Big desert crossings mean big fuel capacities. Where long range tank setups can accomodate the majority of your fuel needs, sometimes you will need to tack on a few jerry cans to stretch your range a little more. You’ll need a funnel as well, and we recommend the Mr Funnel Fuel Filter.
The Anne Beadell Highway needs a 4X4 with some good range to complete comfortably, with around 780 clicks of desert driving in between refills (Coober Pedy to Ilkurlka). You’ll cover more ground if you visit the diversions that you come across (like the light aircraft wreck and the totems), and you do want a little bit of extra, just in case.
For our journey, we ended up carrying an extra eight jerrycans between the two Patrols. Two fit onto the camper trailer, and the other six ended up going on the roof racks. Although it’s not an ideal place to store your jerry cans, having them securely strapped down didn’t cause any troubles throughout the trip.
For safety’s sake, we were emptying jerrycans into our tanks as often as possible, to get the fuel off the roof and improve our centre of gravity. Topping up diesel fuel in the desert via jerrycans can be a bit of a sordid affair, so anything to make it easier is a bonus.

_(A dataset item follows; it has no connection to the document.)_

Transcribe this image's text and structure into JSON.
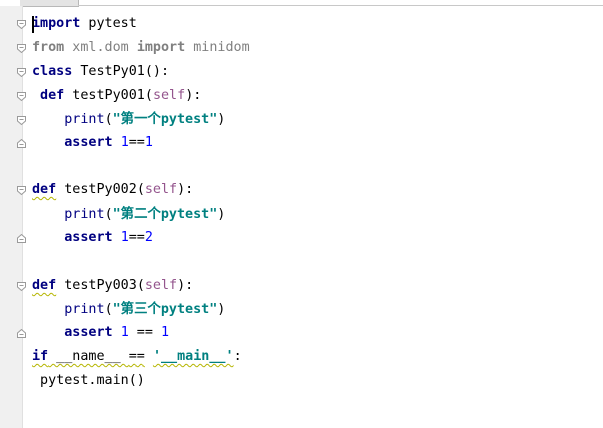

We took the ‘Mr Fuel Funnel Filter’ with us on this trip, along with a traditional funnel as well. Having that extra barrier of filtration is never a bad idea, especially when we were in the middle of millions of square kilometres of red sand at the time.

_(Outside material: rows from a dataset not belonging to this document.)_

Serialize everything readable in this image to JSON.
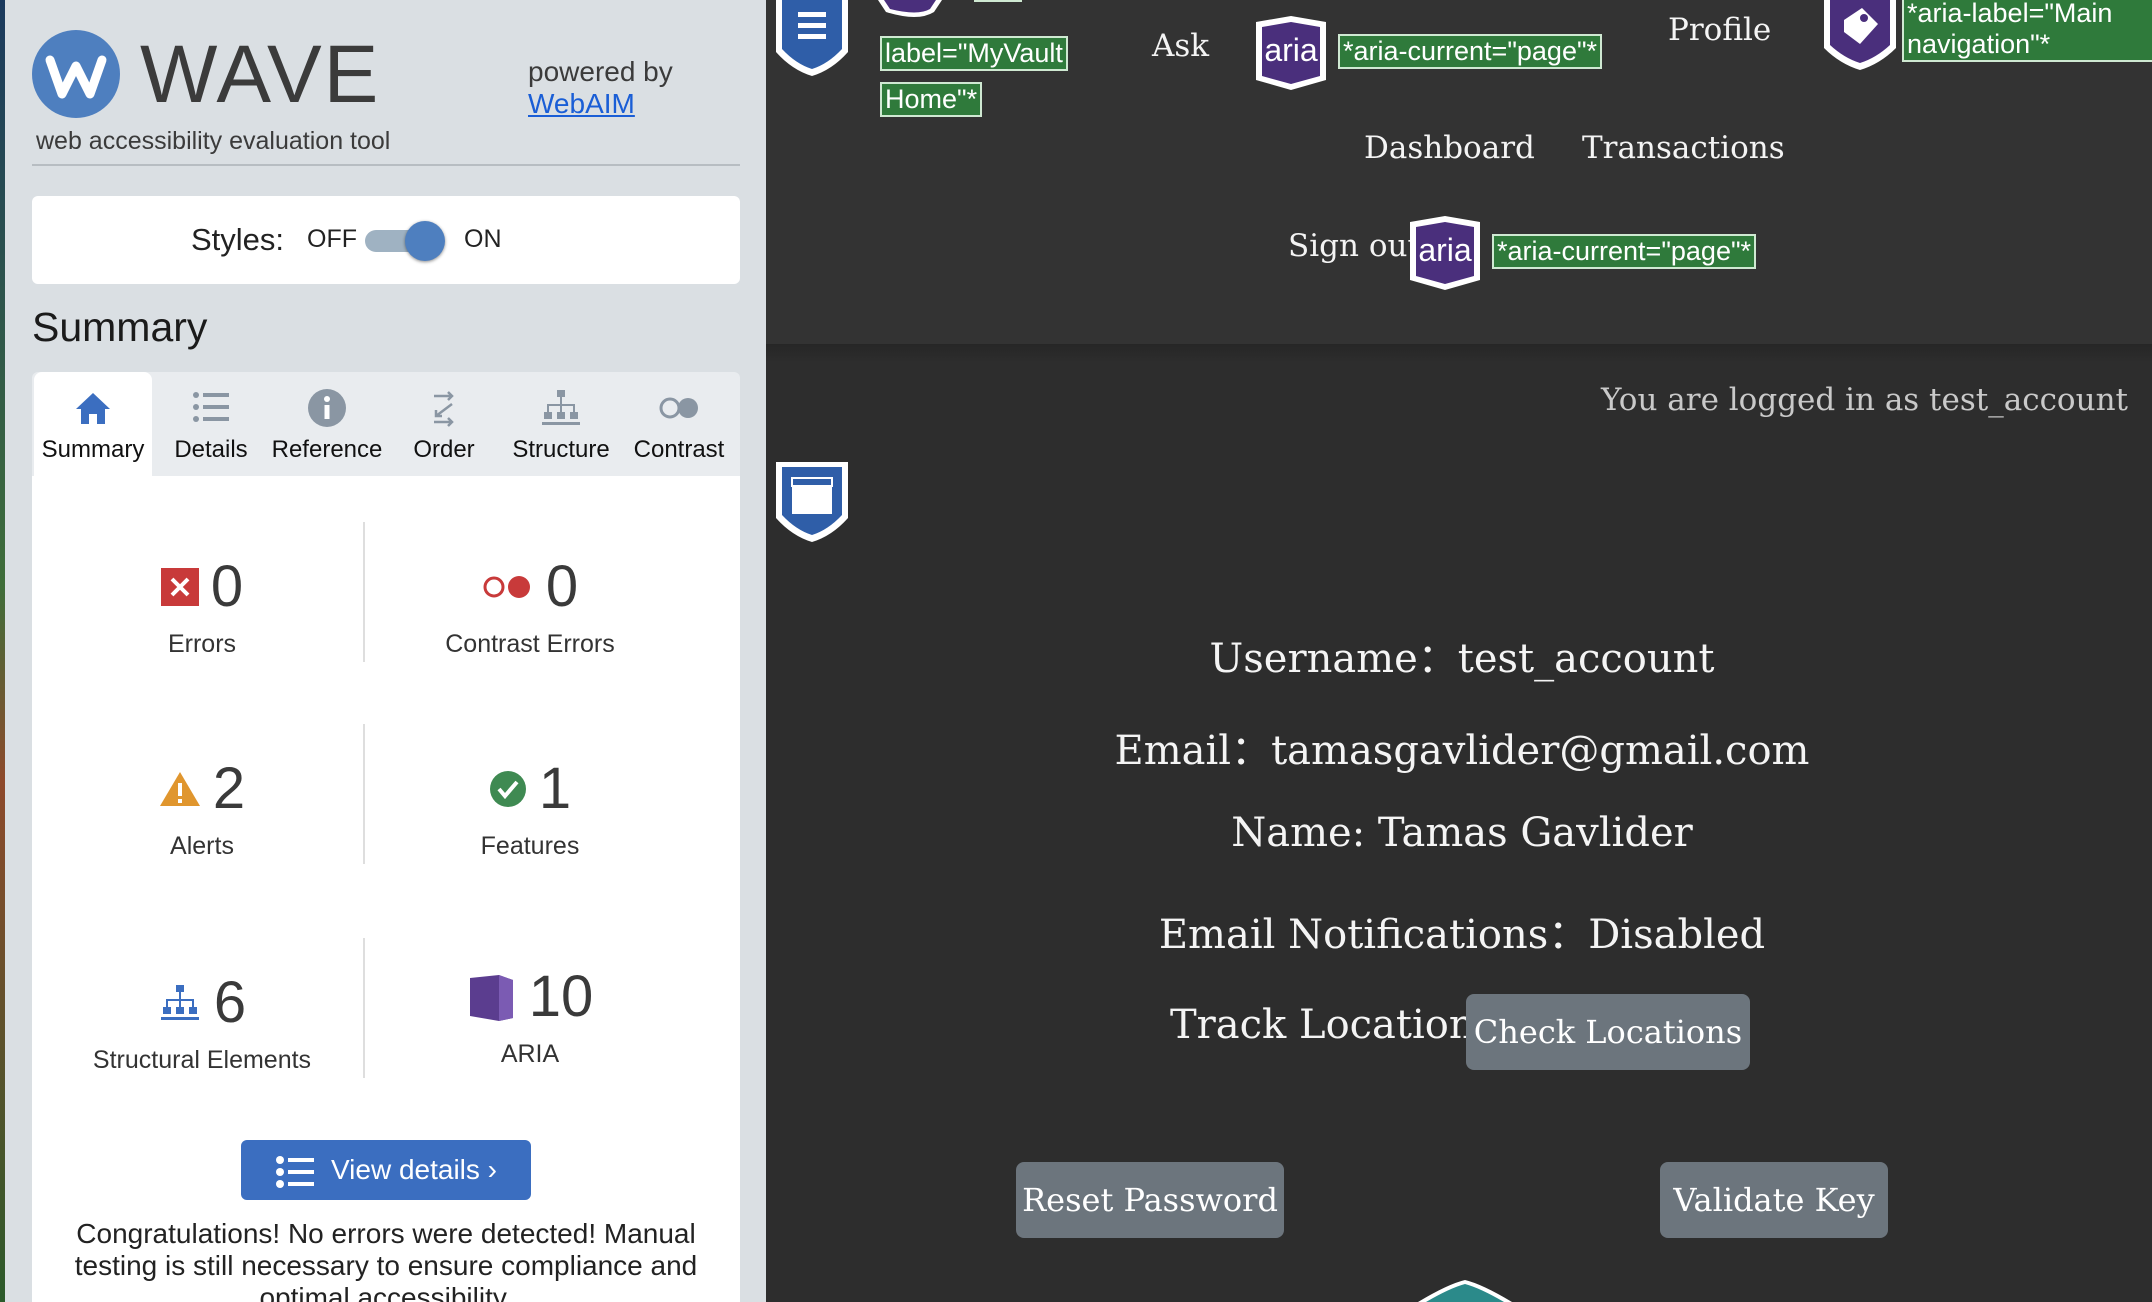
{
  "wave": {
    "logo_text": "WAVE",
    "logo_sub": "web accessibility evaluation tool",
    "powered_by": "powered by",
    "powered_link": "WebAIM",
    "styles": {
      "label": "Styles:",
      "off": "OFF",
      "on": "ON",
      "state": "on"
    },
    "summary_title": "Summary",
    "tabs": [
      {
        "label": "Summary",
        "icon": "home-icon",
        "active": true
      },
      {
        "label": "Details",
        "icon": "list-icon",
        "active": false
      },
      {
        "label": "Reference",
        "icon": "info-icon",
        "active": false
      },
      {
        "label": "Order",
        "icon": "order-icon",
        "active": false
      },
      {
        "label": "Structure",
        "icon": "structure-icon",
        "active": false
      },
      {
        "label": "Contrast",
        "icon": "contrast-icon",
        "active": false
      }
    ],
    "stats": {
      "errors": {
        "count": "0",
        "label": "Errors",
        "icon": "error-icon",
        "color": "#c83a3a"
      },
      "contrast_errors": {
        "count": "0",
        "label": "Contrast Errors",
        "icon": "contrast-error-icon",
        "color": "#c83a3a"
      },
      "alerts": {
        "count": "2",
        "label": "Alerts",
        "icon": "alert-icon",
        "color": "#e0962e"
      },
      "features": {
        "count": "1",
        "label": "Features",
        "icon": "feature-icon",
        "color": "#3f8a52"
      },
      "structural": {
        "count": "6",
        "label": "Structural Elements",
        "icon": "structure-icon",
        "color": "#3b6ec0"
      },
      "aria": {
        "count": "10",
        "label": "ARIA",
        "icon": "aria-icon",
        "color": "#5b3d8f"
      }
    },
    "view_details": "View details ›",
    "congrats": "Congratulations! No errors were detected! Manual testing is still necessary to ensure compliance and optimal accessibility."
  },
  "site": {
    "nav": {
      "tag_home": "label=\"MyVault",
      "tag_home2": "Home\"*",
      "ask": "Ask",
      "profile": "Profile",
      "dashboard": "Dashboard",
      "transactions": "Transactions",
      "sign_out": "Sign out",
      "aria_badge": "aria",
      "tag_current1": "*aria-current=\"page\"*",
      "tag_current2": "*aria-current=\"page\"*",
      "tag_main_nav1": "*aria-label=\"Main",
      "tag_main_nav2": "navigation\"*"
    },
    "logged_in": "You are logged in as test_account",
    "profile": {
      "username": "Username：test_account",
      "email": "Email：tamasgavlider@gmail.com",
      "name": "Name: Tamas Gavlider",
      "notifications": "Email Notifications：Disabled",
      "track_location_label": "Track Location:",
      "check_locations": "Check Locations"
    },
    "buttons": {
      "reset_password": "Reset Password",
      "validate_key": "Validate Key"
    }
  }
}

What we didn’t realise though, is that the setup of the filter makes emptying the jerry can a much, much faster experience. Pouring the fuel into the funnel made for a ‘swirling effect’, which allowed the fuel to be despatched at a much faster rate than the normal funnel. With the top part of the filter still open to air, the funnel does not ‘gasp’ for breath and slow down the rate of fuel going in.
At one stage the Mr Funnel was misplaced, so we tried out the normal funnel (that had a bit of gauze as a filter). After about five minutes, and more than half to still get through, a decision was made to turn the cars inside out, to find the filter. Am I glad we did, it made the whole process much speedier, with extra filtration to boot.
The filter is also designed to save the last 100ml or so of fuel in the bottom of the funnel. The theory is that the swirling action with force larger particles down and to the outside of the funnel, below the filter and ultimately not into your fuel system. Very smart.
One small problem was that we had a small bit of fuel leaking between the funnel and the hose, which made the hand holding the funnel a bit greasy after use. I just got into the habit of giving my hands a good wash afterwards with a bit of soap. This filter gets a huge thumbs up from us, and will be part of every future expedition that involves jerry cans.
We picked up our Mr Funnel Fuel Filter from Ironman 4X4. For more information, call 1300 731 137